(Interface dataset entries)
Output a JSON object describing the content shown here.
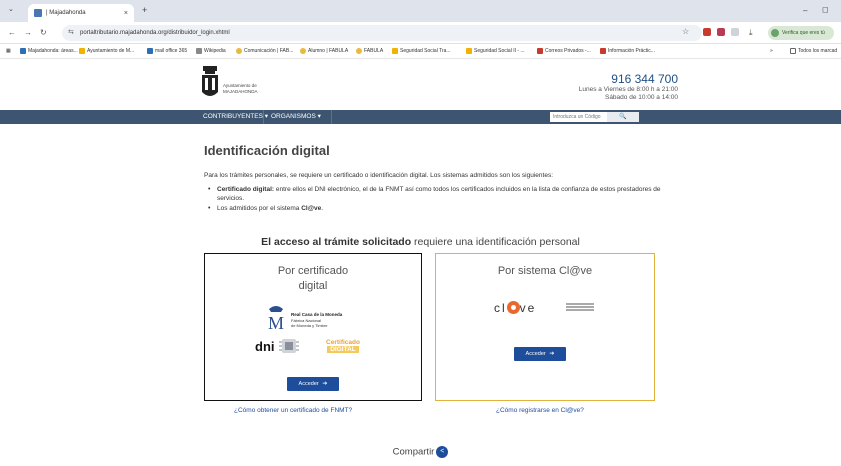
{
  "browser": {
    "tab_title": "| Majadahonda",
    "tab_close": "×",
    "new_tab": "+",
    "url": "portaltributario.majadahonda.org/distribuidor_login.xhtml",
    "verify_label": "Verifica que eres tú",
    "bookmarks": [
      "Majadahonda: áreas...",
      "Ayuntamiento de M...",
      "mail office 365",
      "Wikipedia",
      "Comunicación | FAB...",
      "Alumno | FABULA",
      "FABULA",
      "Seguridad Social Tra...",
      "Seguridad Social II - ...",
      "Correos Privados -...",
      "Información Práctic..."
    ],
    "bookmarks_all": "Todos los marcad",
    "icon_colors": {
      "tab": "#4a77b4",
      "bookmark_blue": "#2c6fb5",
      "bookmark_yellow": "#f0b400",
      "bookmark_red": "#c93a2e",
      "bookmark_green": "#3c9a48"
    }
  },
  "site": {
    "logo_name_line1": "Ayuntamiento de",
    "logo_name_line2": "MAJADAHONDA",
    "phone": "916 344 700",
    "hours_weekday": "Lunes a Viernes de 8:00 h a 21:00",
    "hours_saturday": "Sábado de 10:00 a 14:00",
    "nav": {
      "contribuyentes": "CONTRIBUYENTES ▾",
      "organismos": "ORGANISMOS ▾",
      "search_placeholder": "Introduzca un Código",
      "search_button": "🔍"
    }
  },
  "main": {
    "title": "Identificación digital",
    "intro": "Para los trámites personales, se requiere un certificado o identificación digital. Los sistemas admitidos son los siguientes:",
    "bullet1_bold": "Certificado digital:",
    "bullet1_text": " entre ellos el DNI electrónico, el de la FNMT así como todos los certificados incluidos en la lista de confianza de estos prestadores de servicios.",
    "bullet2_text": "Los admitidos por el sistema ",
    "bullet2_bold": "Cl@ve",
    "bullet2_end": ".",
    "access_bold": "El acceso al trámite solicitado",
    "access_rest": " requiere una identificación personal"
  },
  "cards": {
    "fnmt": {
      "title_line1": "Por certificado",
      "title_line2": "digital",
      "rcm_line1": "Real Casa de la Moneda",
      "rcm_line2": "Fábrica Nacional",
      "rcm_line3": "de Moneda y Timbre",
      "dni": "dni",
      "cert_line1": "Certificado",
      "cert_line2": "DIGITAL",
      "button": "Acceder",
      "help": "¿Cómo obtener un certificado de FNMT?"
    },
    "clave": {
      "title": "Por sistema Cl@ve",
      "logo_left": "cl",
      "logo_right": "ve",
      "button": "Acceder",
      "help": "¿Cómo registrarse en Cl@ve?"
    }
  },
  "footer": {
    "share": "Compartir"
  }
}
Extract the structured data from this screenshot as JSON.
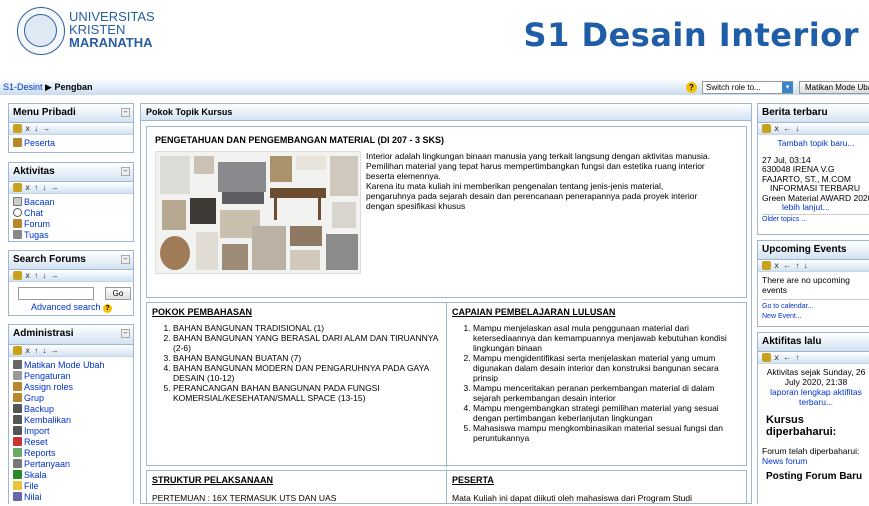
{
  "header": {
    "uni_line1": "UNIVERSITAS",
    "uni_line2": "KRISTEN",
    "uni_line3": "MARANATHA",
    "site_title": "S1 Desain Interior"
  },
  "breadcrumb": {
    "home": "S1-Desint",
    "arrow": "▶",
    "current": "Pengban"
  },
  "nav": {
    "help": "?",
    "role_select": "Switch role to...",
    "edit_button": "Matikan Mode Ubah"
  },
  "left": {
    "menu_pribadi": {
      "title": "Menu Pribadi",
      "items": [
        "Peserta"
      ]
    },
    "aktivitas": {
      "title": "Aktivitas",
      "items": [
        "Bacaan",
        "Chat",
        "Forum",
        "Tugas"
      ]
    },
    "search": {
      "title": "Search Forums",
      "button": "Go",
      "advanced": "Advanced search"
    },
    "admin": {
      "title": "Administrasi",
      "items": [
        "Matikan Mode Ubah",
        "Pengaturan",
        "Assign roles",
        "Grup",
        "Backup",
        "Kembalikan",
        "Import",
        "Reset",
        "Reports",
        "Pertanyaan",
        "Skala",
        "File",
        "Nilai"
      ]
    }
  },
  "content": {
    "header": "Pokok Topik Kursus",
    "summary_title": "PENGETAHUAN DAN PENGEMBANGAN MATERIAL (DI 207 - 3 SKS)",
    "description": [
      "Interior adalah lingkungan binaan manusia yang terkait langsung dengan aktivitas manusia.",
      "Pemilihan material yang tepat harus mempertimbangkan fungsi dan estetika ruang interior beserta elemennya.",
      "Karena itu mata kuliah ini memberikan pengenalan tentang jenis-jenis material, pengaruhnya pada sejarah desain dan perencanaan penerapannya pada proyek interior dengan spesifikasi khusus"
    ],
    "pokok_title": "POKOK PEMBAHASAN",
    "pokok_items": [
      "BAHAN BANGUNAN TRADISIONAL (1)",
      "BAHAN BANGUNAN YANG BERASAL DARI ALAM DAN TIRUANNYA (2-6)",
      "BAHAN BANGUNAN BUATAN (7)",
      "BAHAN BANGUNAN MODERN DAN PENGARUHNYA PADA GAYA DESAIN (10-12)",
      "PERANCANGAN BAHAN BANGUNAN PADA FUNGSI KOMERSIAL/KESEHATAN/SMALL SPACE (13-15)"
    ],
    "capaian_title": "CAPAIAN PEMBELAJARAN LULUSAN",
    "capaian_items": [
      "Mampu menjelaskan asal mula penggunaan material dari ketersediaannya dan kemampuannya menjawab kebutuhan kondisi lingkungan binaan",
      "Mampu mengidentifikasi serta menjelaskan material yang umum digunakan dalam desain interior dan konstruksi bangunan secara prinsip",
      "Mampu menceritakan peranan perkembangan material di dalam sejarah perkembangan desain interior",
      "Mampu mengembangkan strategi pemilihan material yang sesuai dengan pertimbangan keberlanjutan lingkungan",
      "Mahasiswa mampu mengkombinasikan material sesuai fungsi dan peruntukannya"
    ],
    "struktur_title": "STRUKTUR PELAKSANAAN",
    "struktur_text": "PERTEMUAN : 16X TERMASUK UTS DAN UAS",
    "peserta_title": "PESERTA",
    "peserta_text": "Mata Kuliah ini dapat diikuti oleh mahasiswa dari Program Studi"
  },
  "right": {
    "berita": {
      "title": "Berita terbaru",
      "add": "Tambah topik baru...",
      "date": "27 Jul, 03:14",
      "author_line1": "630048 IRENA V.G",
      "author_line2": "FAJARTO, ST., M.COM",
      "news_line1": "INFORMASI TERBARU",
      "news_line2": "Green Material AWARD 2020",
      "more": "lebih lanjut...",
      "older": "Older topics ..."
    },
    "events": {
      "title": "Upcoming Events",
      "empty": "There are no upcoming events",
      "calendar": "Go to calendar...",
      "new_event": "New Event..."
    },
    "aktifitas": {
      "title": "Aktifitas lalu",
      "since_line1": "Aktivitas sejak Sunday, 26",
      "since_line2": "July 2020, 21:38",
      "report_line1": "laporan lengkap aktifitas",
      "report_line2": "terbaru...",
      "kursus_title": "Kursus diperbaharui:",
      "forum_updated": "Forum telah diperbaharui:",
      "news_forum": "News forum",
      "posting_title": "Posting Forum Baru"
    }
  }
}
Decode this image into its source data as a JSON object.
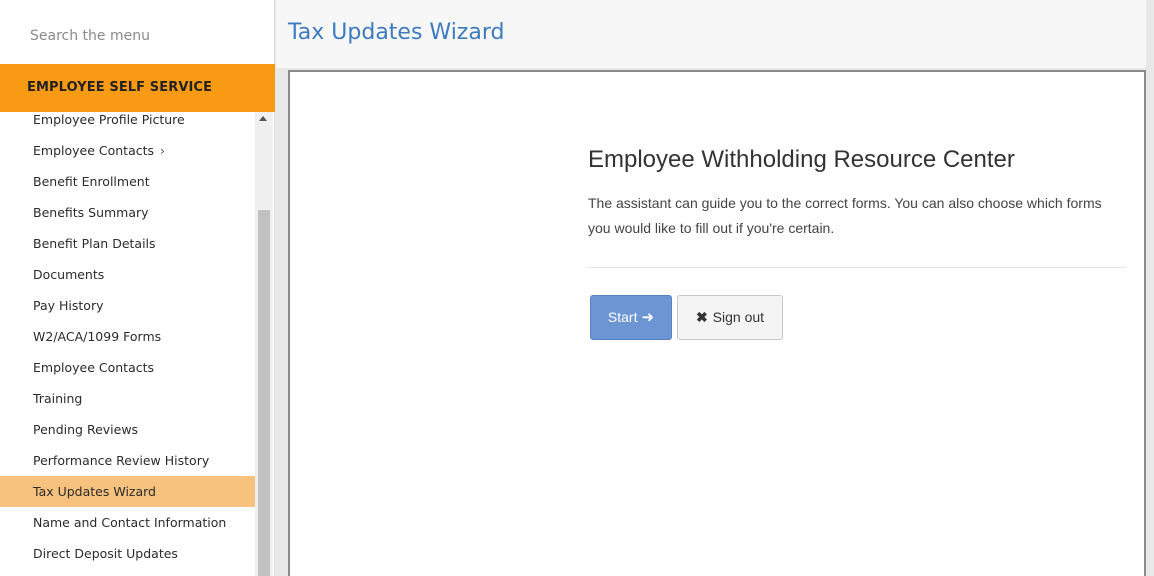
{
  "sidebar": {
    "search_placeholder": "Search the menu",
    "section_header": "EMPLOYEE SELF SERVICE",
    "items": [
      {
        "label": "Employee Profile Picture"
      },
      {
        "label": "Employee Contacts",
        "chevron": "›"
      },
      {
        "label": "Benefit Enrollment"
      },
      {
        "label": "Benefits Summary"
      },
      {
        "label": "Benefit Plan Details"
      },
      {
        "label": "Documents"
      },
      {
        "label": "Pay History"
      },
      {
        "label": "W2/ACA/1099 Forms"
      },
      {
        "label": "Employee Contacts"
      },
      {
        "label": "Training"
      },
      {
        "label": "Pending Reviews"
      },
      {
        "label": "Performance Review History"
      },
      {
        "label": "Tax Updates Wizard",
        "active": true
      },
      {
        "label": "Name and Contact Information"
      },
      {
        "label": "Direct Deposit Updates"
      }
    ]
  },
  "page": {
    "title": "Tax Updates Wizard"
  },
  "resource_center": {
    "title": "Employee Withholding Resource Center",
    "description": "The assistant can guide you to the correct forms. You can also choose which forms you would like to fill out if you're certain.",
    "start_label": "Start",
    "signout_label": "Sign out"
  },
  "icons": {
    "start_arrow": "arrow-right-icon",
    "signout": "close-icon",
    "chevron": "chevron-right-icon"
  },
  "colors": {
    "accent": "#f89a14",
    "active_item": "#f7c27d",
    "title_blue": "#3d7bbf",
    "primary_button": "#6b95d3"
  }
}
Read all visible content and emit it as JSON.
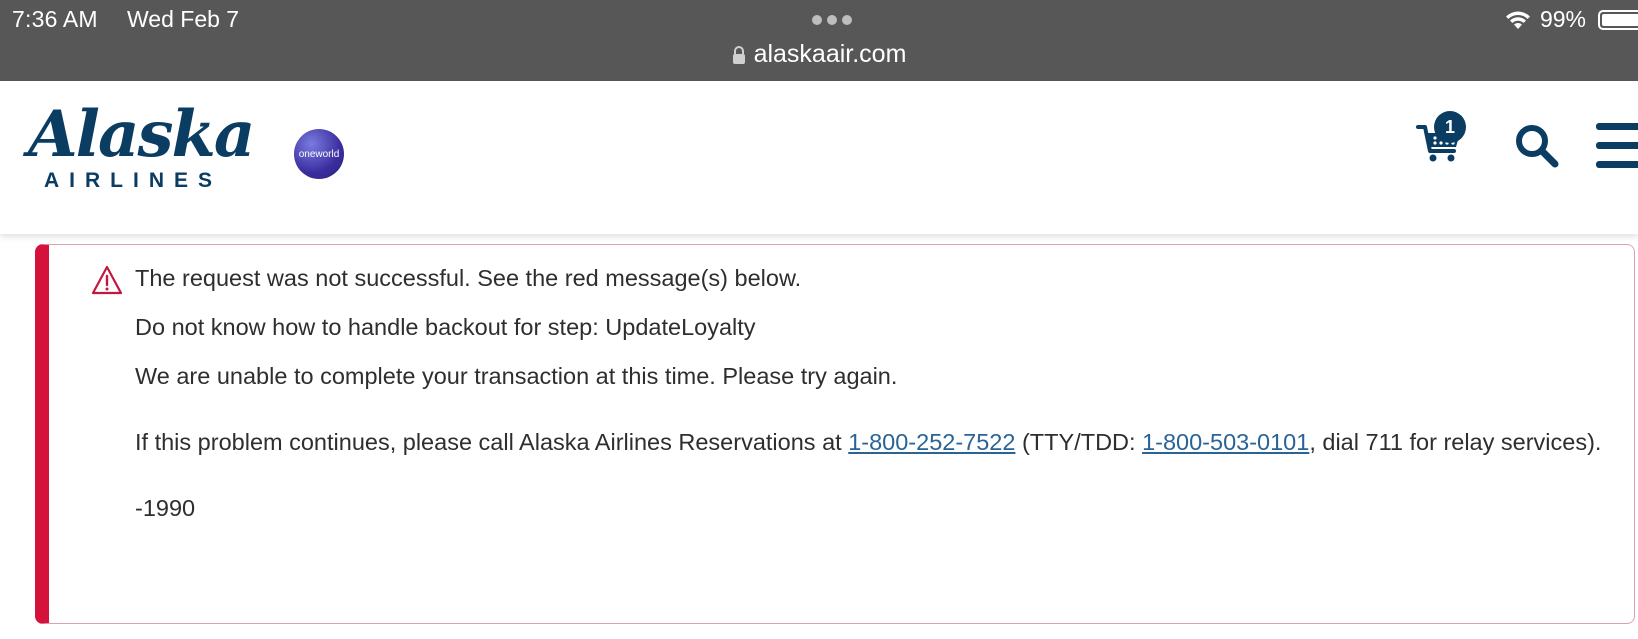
{
  "status_bar": {
    "time": "7:36 AM",
    "date": "Wed Feb 7",
    "battery": "99%"
  },
  "browser": {
    "url": "alaskaair.com"
  },
  "header": {
    "logo_word": "Alaska",
    "logo_sub": "AIRLINES",
    "oneworld_label": "oneworld",
    "cart_count": "1"
  },
  "alert": {
    "line1": "The request was not successful. See the red message(s) below.",
    "line2": "Do not know how to handle backout for step: UpdateLoyalty",
    "line3": "We are unable to complete your transaction at this time. Please try again.",
    "line4_part1": "If this problem continues, please call Alaska Airlines Reservations at ",
    "phone1": "1-800-252-7522",
    "line4_part2": " (TTY/TDD: ",
    "phone2": "1-800-503-0101",
    "line4_part3": ", dial 711 for relay services).",
    "code": "-1990"
  },
  "colors": {
    "brand_navy": "#0b3d63",
    "alert_red": "#d4123b",
    "link_blue": "#2a6496",
    "topbar_gray": "#575757"
  }
}
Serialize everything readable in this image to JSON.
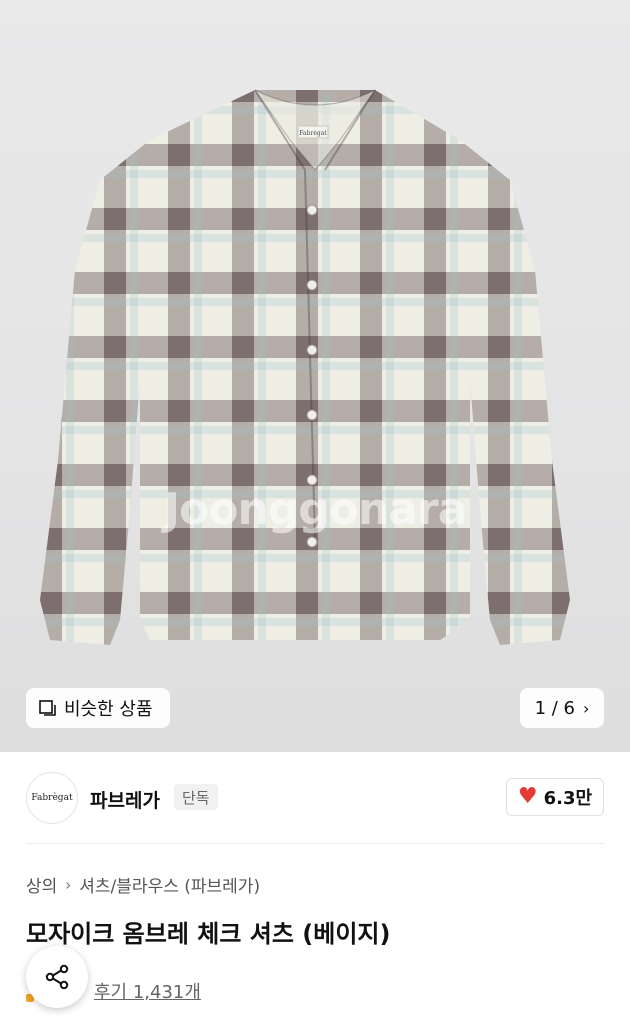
{
  "product_image": {
    "watermark": "Joonggonara",
    "label_tag": "Fabrègat",
    "similar_button": {
      "label": "비슷한 상품",
      "icon": "copy-icon"
    },
    "pagination": {
      "text": "1 / 6",
      "icon": "chevron-right-icon"
    }
  },
  "brand": {
    "logo_text": "Fabrègat",
    "name": "파브레가",
    "badge": "단독",
    "likes": "6.3만",
    "like_icon": "heart-icon",
    "like_color": "#e53935"
  },
  "breadcrumb": {
    "level1": "상의",
    "level2": "셔츠/블라우스 (파브레가)"
  },
  "product": {
    "title": "모자이크 옴브레 체크 셔츠 (베이지)",
    "review": "후기 1,431개"
  },
  "share": {
    "icon": "share-icon"
  }
}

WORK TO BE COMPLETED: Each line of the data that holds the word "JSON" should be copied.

REPLY TO THE EXERCISE:
Output a JSON object describing the content shown here.
Extract the structured data from this screenshot as JSON.
Decode this image into its source data as a JSON object.
Read all visible content and emit it as JSON.
Serialize everything readable in this image to JSON.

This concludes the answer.